Exercise prompt: Check each line of the data below for the word "DUAL", then extract the ones that have it.

※ ※ ※

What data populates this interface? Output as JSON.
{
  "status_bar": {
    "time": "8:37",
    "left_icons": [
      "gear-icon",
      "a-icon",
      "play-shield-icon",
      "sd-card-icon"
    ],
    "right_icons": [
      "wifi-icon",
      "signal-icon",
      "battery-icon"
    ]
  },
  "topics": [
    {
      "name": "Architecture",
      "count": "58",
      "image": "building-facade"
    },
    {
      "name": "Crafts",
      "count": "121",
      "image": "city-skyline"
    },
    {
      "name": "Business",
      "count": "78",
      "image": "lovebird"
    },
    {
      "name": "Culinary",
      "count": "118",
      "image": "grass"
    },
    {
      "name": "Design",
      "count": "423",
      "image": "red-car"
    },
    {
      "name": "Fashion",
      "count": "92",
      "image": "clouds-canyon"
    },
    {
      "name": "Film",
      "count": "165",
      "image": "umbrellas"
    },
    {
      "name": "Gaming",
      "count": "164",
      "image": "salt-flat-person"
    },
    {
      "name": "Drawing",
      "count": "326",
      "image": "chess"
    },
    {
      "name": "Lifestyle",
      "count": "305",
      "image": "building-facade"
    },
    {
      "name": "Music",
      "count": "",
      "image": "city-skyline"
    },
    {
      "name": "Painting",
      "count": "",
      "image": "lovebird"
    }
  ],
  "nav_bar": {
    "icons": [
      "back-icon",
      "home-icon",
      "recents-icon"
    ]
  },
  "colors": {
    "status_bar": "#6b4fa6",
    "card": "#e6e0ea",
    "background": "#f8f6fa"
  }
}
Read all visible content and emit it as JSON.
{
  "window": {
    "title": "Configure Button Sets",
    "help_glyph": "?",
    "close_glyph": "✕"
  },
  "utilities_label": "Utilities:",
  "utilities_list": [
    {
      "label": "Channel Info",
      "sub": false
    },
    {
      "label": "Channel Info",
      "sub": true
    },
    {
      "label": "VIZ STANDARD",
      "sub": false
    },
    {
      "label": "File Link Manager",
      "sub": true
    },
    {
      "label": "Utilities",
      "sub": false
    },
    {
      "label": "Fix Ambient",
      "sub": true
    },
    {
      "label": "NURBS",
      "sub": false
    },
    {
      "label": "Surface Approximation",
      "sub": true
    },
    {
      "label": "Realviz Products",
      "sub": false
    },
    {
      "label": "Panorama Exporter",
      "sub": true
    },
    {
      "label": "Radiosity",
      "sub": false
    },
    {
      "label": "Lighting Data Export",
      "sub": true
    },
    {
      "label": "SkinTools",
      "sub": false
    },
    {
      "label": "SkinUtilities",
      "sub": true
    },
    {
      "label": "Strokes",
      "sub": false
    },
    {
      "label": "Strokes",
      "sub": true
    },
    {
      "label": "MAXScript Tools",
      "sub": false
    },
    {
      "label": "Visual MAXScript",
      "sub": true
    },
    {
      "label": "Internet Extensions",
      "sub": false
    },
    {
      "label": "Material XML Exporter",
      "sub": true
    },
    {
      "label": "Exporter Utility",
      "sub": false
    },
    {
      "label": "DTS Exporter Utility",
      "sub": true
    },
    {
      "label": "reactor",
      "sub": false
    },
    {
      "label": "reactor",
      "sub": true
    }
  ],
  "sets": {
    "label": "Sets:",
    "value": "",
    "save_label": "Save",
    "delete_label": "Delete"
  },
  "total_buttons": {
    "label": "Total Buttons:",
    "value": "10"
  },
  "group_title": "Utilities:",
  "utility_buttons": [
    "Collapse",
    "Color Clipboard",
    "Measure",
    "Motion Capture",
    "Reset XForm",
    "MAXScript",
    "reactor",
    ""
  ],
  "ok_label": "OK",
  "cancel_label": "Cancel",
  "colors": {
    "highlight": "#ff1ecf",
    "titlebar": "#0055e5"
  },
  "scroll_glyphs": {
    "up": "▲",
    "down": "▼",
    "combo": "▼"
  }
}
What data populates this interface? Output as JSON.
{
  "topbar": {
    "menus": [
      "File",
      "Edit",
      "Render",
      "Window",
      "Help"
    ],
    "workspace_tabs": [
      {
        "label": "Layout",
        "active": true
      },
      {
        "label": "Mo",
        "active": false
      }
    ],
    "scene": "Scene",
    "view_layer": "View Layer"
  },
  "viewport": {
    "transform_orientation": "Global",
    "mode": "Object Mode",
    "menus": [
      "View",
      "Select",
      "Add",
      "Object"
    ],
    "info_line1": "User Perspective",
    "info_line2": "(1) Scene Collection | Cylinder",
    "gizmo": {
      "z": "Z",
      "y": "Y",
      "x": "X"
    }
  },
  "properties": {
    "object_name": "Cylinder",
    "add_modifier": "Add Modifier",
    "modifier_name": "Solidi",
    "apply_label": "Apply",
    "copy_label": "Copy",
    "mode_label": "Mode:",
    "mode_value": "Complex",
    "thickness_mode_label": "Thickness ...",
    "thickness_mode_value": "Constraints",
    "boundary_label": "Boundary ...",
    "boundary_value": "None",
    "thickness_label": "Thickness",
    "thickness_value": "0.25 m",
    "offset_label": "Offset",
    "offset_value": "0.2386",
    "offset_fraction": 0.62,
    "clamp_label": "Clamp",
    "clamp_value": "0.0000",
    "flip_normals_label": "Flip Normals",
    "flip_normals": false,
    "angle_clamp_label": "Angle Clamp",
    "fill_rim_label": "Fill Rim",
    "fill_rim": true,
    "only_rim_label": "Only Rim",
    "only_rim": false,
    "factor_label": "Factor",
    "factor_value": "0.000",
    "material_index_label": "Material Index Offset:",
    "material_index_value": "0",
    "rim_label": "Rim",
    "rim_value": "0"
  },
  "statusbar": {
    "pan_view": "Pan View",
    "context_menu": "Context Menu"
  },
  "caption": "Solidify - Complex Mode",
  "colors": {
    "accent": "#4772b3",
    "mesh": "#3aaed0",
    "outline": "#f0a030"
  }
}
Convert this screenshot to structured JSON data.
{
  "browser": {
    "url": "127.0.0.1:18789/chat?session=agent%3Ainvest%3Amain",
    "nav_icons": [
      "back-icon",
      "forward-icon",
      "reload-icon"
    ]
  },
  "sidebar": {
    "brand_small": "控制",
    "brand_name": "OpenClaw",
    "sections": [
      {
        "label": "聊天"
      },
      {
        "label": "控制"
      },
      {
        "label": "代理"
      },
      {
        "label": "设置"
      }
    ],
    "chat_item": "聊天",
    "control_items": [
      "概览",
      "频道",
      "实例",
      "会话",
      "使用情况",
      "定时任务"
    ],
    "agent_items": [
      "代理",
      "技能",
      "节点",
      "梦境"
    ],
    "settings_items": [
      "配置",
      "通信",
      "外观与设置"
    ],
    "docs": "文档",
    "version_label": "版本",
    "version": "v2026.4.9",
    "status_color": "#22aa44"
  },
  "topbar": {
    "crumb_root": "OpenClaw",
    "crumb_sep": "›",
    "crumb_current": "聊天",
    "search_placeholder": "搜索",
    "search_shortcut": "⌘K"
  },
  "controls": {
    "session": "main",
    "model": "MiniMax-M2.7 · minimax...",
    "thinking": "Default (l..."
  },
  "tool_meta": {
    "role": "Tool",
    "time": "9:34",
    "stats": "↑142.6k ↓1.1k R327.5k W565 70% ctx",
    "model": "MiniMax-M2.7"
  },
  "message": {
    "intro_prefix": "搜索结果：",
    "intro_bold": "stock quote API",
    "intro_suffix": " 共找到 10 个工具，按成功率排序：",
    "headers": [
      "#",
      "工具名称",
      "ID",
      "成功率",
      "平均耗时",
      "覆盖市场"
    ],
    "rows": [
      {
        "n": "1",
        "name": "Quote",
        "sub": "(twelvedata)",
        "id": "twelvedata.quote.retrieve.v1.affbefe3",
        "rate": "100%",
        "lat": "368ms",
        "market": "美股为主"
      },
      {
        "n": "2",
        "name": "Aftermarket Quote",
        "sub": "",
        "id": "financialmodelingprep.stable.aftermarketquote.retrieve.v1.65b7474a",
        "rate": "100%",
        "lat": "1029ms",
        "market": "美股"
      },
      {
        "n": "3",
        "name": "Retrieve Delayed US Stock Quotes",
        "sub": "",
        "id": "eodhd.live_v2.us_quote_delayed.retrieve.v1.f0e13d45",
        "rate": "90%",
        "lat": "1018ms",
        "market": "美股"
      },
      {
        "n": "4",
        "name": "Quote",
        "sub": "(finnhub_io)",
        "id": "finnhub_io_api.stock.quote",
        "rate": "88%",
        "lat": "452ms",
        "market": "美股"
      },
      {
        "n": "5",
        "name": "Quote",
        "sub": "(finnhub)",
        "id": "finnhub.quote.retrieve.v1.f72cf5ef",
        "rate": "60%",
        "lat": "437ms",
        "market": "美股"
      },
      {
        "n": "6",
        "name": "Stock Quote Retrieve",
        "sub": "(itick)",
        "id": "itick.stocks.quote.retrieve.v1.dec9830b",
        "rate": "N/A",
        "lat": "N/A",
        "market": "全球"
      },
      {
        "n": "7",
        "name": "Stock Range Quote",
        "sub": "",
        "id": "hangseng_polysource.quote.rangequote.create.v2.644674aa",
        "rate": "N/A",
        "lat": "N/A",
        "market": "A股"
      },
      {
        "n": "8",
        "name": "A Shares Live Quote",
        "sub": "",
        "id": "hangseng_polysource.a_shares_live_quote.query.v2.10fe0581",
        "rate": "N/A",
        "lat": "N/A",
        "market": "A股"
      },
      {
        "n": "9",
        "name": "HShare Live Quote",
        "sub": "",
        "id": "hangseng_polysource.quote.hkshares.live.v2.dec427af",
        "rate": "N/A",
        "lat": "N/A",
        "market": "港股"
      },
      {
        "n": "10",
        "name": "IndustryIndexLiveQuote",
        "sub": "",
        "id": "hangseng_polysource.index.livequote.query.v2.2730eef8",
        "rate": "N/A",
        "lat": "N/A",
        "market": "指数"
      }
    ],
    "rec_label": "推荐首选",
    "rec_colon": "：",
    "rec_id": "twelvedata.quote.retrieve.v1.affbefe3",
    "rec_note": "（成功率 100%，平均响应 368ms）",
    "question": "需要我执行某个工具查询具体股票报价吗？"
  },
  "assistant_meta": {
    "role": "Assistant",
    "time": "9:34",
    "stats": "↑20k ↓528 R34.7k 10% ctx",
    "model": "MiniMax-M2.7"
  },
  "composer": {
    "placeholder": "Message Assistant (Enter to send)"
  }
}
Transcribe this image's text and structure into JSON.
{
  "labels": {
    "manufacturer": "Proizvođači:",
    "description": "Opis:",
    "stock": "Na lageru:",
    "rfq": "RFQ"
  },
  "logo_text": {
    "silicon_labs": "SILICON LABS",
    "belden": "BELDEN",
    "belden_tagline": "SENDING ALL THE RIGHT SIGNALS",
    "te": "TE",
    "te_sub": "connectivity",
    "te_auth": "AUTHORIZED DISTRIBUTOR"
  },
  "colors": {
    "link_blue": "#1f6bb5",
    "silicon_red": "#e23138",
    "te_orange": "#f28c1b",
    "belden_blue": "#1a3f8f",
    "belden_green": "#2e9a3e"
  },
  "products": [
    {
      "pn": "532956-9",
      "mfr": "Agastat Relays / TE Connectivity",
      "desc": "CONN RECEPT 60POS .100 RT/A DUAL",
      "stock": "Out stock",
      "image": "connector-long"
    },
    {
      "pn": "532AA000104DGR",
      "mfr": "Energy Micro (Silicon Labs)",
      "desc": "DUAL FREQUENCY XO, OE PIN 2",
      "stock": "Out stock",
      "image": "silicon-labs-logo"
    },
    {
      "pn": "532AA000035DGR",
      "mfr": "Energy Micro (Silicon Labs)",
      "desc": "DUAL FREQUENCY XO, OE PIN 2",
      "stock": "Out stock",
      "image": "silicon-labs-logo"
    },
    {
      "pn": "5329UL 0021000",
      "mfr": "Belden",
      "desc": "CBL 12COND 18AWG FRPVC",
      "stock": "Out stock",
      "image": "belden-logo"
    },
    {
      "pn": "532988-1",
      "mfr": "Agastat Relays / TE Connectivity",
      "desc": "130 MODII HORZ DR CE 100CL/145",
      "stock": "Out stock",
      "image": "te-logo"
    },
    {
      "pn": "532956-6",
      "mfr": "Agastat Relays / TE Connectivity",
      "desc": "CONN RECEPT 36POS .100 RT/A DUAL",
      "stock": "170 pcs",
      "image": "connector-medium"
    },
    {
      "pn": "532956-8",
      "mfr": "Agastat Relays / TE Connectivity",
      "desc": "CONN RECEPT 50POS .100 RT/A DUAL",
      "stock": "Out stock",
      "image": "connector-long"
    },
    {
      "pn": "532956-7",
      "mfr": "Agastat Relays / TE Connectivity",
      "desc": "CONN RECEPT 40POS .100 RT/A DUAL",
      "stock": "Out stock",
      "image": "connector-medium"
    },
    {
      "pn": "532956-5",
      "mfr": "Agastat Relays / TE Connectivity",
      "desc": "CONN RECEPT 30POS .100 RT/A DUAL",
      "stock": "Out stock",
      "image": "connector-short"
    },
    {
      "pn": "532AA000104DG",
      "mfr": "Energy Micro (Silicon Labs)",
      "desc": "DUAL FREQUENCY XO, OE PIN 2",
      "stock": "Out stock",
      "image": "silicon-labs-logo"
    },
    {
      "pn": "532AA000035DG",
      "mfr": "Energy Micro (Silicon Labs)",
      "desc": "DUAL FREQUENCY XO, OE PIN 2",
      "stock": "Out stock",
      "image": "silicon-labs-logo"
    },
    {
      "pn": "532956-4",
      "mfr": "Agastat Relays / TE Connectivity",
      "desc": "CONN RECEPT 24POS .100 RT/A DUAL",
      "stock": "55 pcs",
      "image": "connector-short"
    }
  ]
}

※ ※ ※

Exercise output:
      "desc": "CONN RECEPT 60POS .100 RT/A DUAL",
      "desc": "DUAL FREQUENCY XO, OE PIN 2",
      "desc": "DUAL FREQUENCY XO, OE PIN 2",
      "desc": "CONN RECEPT 36POS .100 RT/A DUAL",
      "desc": "CONN RECEPT 50POS .100 RT/A DUAL",
      "desc": "CONN RECEPT 40POS .100 RT/A DUAL",
      "desc": "CONN RECEPT 30POS .100 RT/A DUAL",
      "desc": "DUAL FREQUENCY XO, OE PIN 2",
      "desc": "DUAL FREQUENCY XO, OE PIN 2",
      "desc": "CONN RECEPT 24POS .100 RT/A DUAL",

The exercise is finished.